About this task: Find every line containing the word "Mountain" in the records below; report only how many there are.

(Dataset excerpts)
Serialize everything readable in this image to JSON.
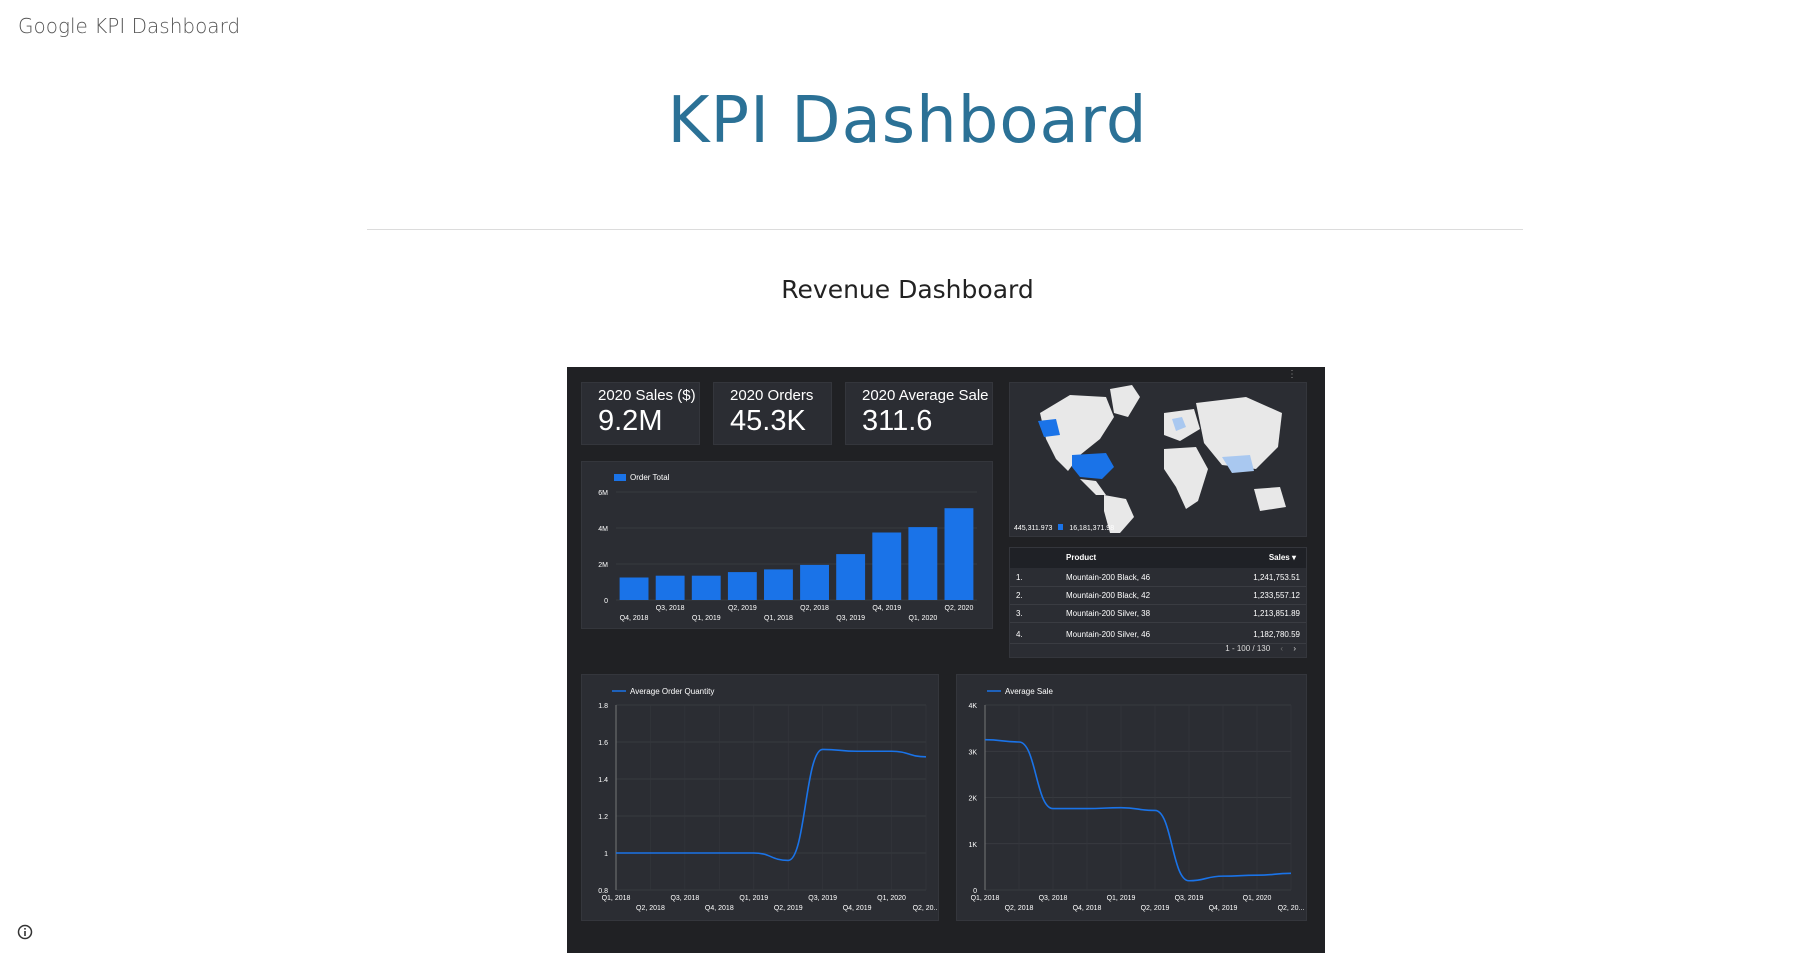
{
  "site": {
    "name": "Google KPI Dashboard"
  },
  "page": {
    "title": "KPI Dashboard",
    "section_title": "Revenue Dashboard"
  },
  "kpis": [
    {
      "label": "2020 Sales ($)",
      "value": "9.2M"
    },
    {
      "label": "2020 Orders",
      "value": "45.3K"
    },
    {
      "label": "2020 Average Sale",
      "value": "311.6"
    }
  ],
  "map": {
    "legend_min": "445,311.973",
    "legend_max": "16,181,371.98",
    "colors": {
      "highlight": "#1a73e8",
      "land": "#e8e8e8",
      "light": "#a9c8f0"
    }
  },
  "table": {
    "columns": [
      "Product",
      "Sales ▾"
    ],
    "rows": [
      {
        "rank": "1.",
        "product": "Mountain-200 Black, 46",
        "sales": "1,241,753.51"
      },
      {
        "rank": "2.",
        "product": "Mountain-200 Black, 42",
        "sales": "1,233,557.12"
      },
      {
        "rank": "3.",
        "product": "Mountain-200 Silver, 38",
        "sales": "1,213,851.89"
      },
      {
        "rank": "4.",
        "product": "Mountain-200 Silver, 46",
        "sales": "1,182,780.59"
      }
    ],
    "pager": "1 - 100 / 130"
  },
  "colors": {
    "accent": "#1a73e8",
    "panel": "#2b2d33",
    "background": "#202124",
    "title": "#2b7196"
  },
  "chart_data": [
    {
      "type": "bar",
      "legend": [
        "Order Total"
      ],
      "legend_position": "top-left",
      "categories": [
        "Q4, 2018",
        "Q3, 2018",
        "Q1, 2019",
        "Q2, 2019",
        "Q1, 2018",
        "Q2, 2018",
        "Q3, 2019",
        "Q4, 2019",
        "Q1, 2020",
        "Q2, 2020"
      ],
      "series": [
        {
          "name": "Order Total",
          "values": [
            1250000,
            1350000,
            1350000,
            1550000,
            1700000,
            1950000,
            2550000,
            3750000,
            4050000,
            5100000
          ]
        }
      ],
      "y_ticks": [
        "0",
        "2M",
        "4M",
        "6M"
      ],
      "ylim": [
        0,
        6000000
      ],
      "grid": true
    },
    {
      "type": "line",
      "legend": [
        "Average Order Quantity"
      ],
      "legend_position": "top-left",
      "x_ticks_top": [
        "Q1, 2018",
        "Q3, 2018",
        "Q1, 2019",
        "Q3, 2019",
        "Q1, 2020"
      ],
      "x_ticks_bottom": [
        "Q2, 2018",
        "Q4, 2018",
        "Q2, 2019",
        "Q4, 2019",
        "Q2, 20..."
      ],
      "series": [
        {
          "name": "Average Order Quantity",
          "values": [
            1.0,
            1.0,
            1.0,
            1.0,
            1.0,
            0.96,
            1.56,
            1.55,
            1.55,
            1.52
          ]
        }
      ],
      "y_ticks": [
        "0.8",
        "1",
        "1.2",
        "1.4",
        "1.6",
        "1.8"
      ],
      "ylim": [
        0.8,
        1.8
      ],
      "grid": true
    },
    {
      "type": "line",
      "legend": [
        "Average Sale"
      ],
      "legend_position": "top-left",
      "x_ticks_top": [
        "Q1, 2018",
        "Q3, 2018",
        "Q1, 2019",
        "Q3, 2019",
        "Q1, 2020"
      ],
      "x_ticks_bottom": [
        "Q2, 2018",
        "Q4, 2018",
        "Q2, 2019",
        "Q4, 2019",
        "Q2, 20..."
      ],
      "series": [
        {
          "name": "Average Sale",
          "values": [
            3250,
            3200,
            1760,
            1760,
            1780,
            1720,
            200,
            300,
            320,
            360
          ]
        }
      ],
      "y_ticks": [
        "0",
        "1K",
        "2K",
        "3K",
        "4K"
      ],
      "ylim": [
        0,
        4000
      ],
      "grid": true
    }
  ]
}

Completed task: 4